Melasma is a skin pigmentation disorder. It is characterized by excessive production of melanin in a localized and chronic way. It has a significant impact on appearance, causes psychosocial and emotional distress and, in general, reduces the quality of life of affected patients.

Young women are mainly those who suffer from melasma, although it can also appear in men. Melasma appears on the face, especially on the cheeks, the bridge of the nose, the forehead and the upper lip. On certain occasions, the spots can also be found on forearms and neckline.

What are the causes of melasma?

There is no clear evidence about the causes of melasma. One of the possible factors of this dysfunction is sun exposure, because ultraviolet rays affect the cells that control the pigment (melanocytes). Therefore, one way to prevent melasma is, without doubt, sun protection that prevents the formation of pigmented spots caused by the sun.

Other possible factors that favour the development of melasma are hormonal alterations, genetic susceptibility, cosmetics that cause an irritative or allergic process and phototoxic medicines.

Traditional treatments

Up to now, treatments to combat melasma are mainly based on prevention, i.e. avoiding the direct incidence of the sun or light systems on the skin and using sun filters (higher than a FP 50) throughout the year. The R&D team at Neftis Laboratorios has developed the perfect DNA Sun line to protect the skin effectively against UVA and UVB rays (SPF 30 and SPF 50+) with a pleasant texture that allows its application in both dispenser and airless.

Within the group of traditional treatments, we also find the specific treatments, which aim to whiten or eliminate the lesions. Specifically, there are two types of specific treatments: pharmacological and physical therapy. Drug treatments inhibit the formation of melanin by various mechanisms.

For best results, treatment based on oral drugs should be combined with topical treatments. These treatments include mesotherapy and/or treatment with chemical peels. The most common active ingredients are hydroquinone, kojic acid or arbutin, which inhibit the formation of melanin or alpha-hydroxy acids, niacinamide or salicylic acid which exfoliate the skin and remove melanin from the more superficial layers of the epidermis.

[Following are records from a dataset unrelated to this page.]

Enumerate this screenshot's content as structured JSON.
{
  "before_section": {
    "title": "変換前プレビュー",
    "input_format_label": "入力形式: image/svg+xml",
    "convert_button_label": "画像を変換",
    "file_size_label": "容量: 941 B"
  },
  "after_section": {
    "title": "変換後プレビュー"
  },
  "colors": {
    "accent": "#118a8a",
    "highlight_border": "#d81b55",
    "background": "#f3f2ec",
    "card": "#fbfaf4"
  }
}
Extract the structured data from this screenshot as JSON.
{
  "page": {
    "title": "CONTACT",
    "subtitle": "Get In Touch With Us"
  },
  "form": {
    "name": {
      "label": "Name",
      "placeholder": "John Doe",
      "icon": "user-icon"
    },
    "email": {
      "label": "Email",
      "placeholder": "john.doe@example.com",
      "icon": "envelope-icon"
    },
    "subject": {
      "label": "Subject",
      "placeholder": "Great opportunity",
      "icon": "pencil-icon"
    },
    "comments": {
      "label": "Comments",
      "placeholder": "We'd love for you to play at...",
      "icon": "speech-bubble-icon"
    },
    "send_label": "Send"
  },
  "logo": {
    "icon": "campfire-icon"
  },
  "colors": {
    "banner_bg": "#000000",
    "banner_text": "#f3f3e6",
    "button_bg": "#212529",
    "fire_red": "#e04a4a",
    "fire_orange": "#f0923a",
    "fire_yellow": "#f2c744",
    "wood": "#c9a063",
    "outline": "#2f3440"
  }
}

Physical therapy based on all kinds of lasers is the last possible treatment to combat melasma in the traditional way. This therapy should always be combined with the above mentioned treatments in order to obtain good results.

Innovative tranexamic acid treatment

Despite traditional treatments, any dermatologist knows that there is no perfect treatment for melasma. Stains can be improved, but they are difficult to remove completely, and they have a high tendency to reappear. This is why we are looking for new solutions and discovering a new use for tranexamic acid.

Tranexamic acid is an active ingredient so far used orally for the treatment or prevention of bleeding. At present, it has been considered as a novel treatment for melasma.

Its effectiveness could be explained by having a molecular structure very similar to tyrosine, so that tranexamic acid could inhibit or block the activity of the tyrosinase enzyme thus blocking melanin production. It has also been corroborated that tranexamic acid has the ability to inhibit the synthesis of plasminogen and prevent the subsequent formation of plasmin present in the epidermis of the skin, protease with the ability to increase melanin synthesis from alpha-melano-stimulant hormone and the release of arachidonic acid. Ultraviolet radiation is known to induce plasminogen synthesis.

Recent studies support the effectiveness of topical use of 2-5% tranexamic acid. A significant improvement in the appearance of hyperpigmentation, melasma, skin texture and homogeneity of skin tone was observed from week 2 onwards. At 12 months of treatment a significant decrease in melanin index, as measured by Mexameter®, was demonstrated compared to pre-treatment control. Other studies show a slight improvement in results by adding 1% kojic acid and/or 5% niacinamide to the treatment.

Although generally considered an effective and safe treatment, as a precaution, tranexamic acid treatment is not recommended for people with a history of arterial or venous thrombosis, pregnancy or breastfeeding.

The bet of Neftis Laboratorios

Our innovative proposal to combat melasma is a cocktail and a cream with 5% of tranexamic acid. Specifically, both the cream and the cocktail have been formulated for the treatment of hyperpigmentation caused by melasma. 5% tranexamic acid is able to inhibit hyperpigmentation by interfering with the enzymatic pathway.

 

Esperança Figuerola
Head of R&D
Neftis Laboratorios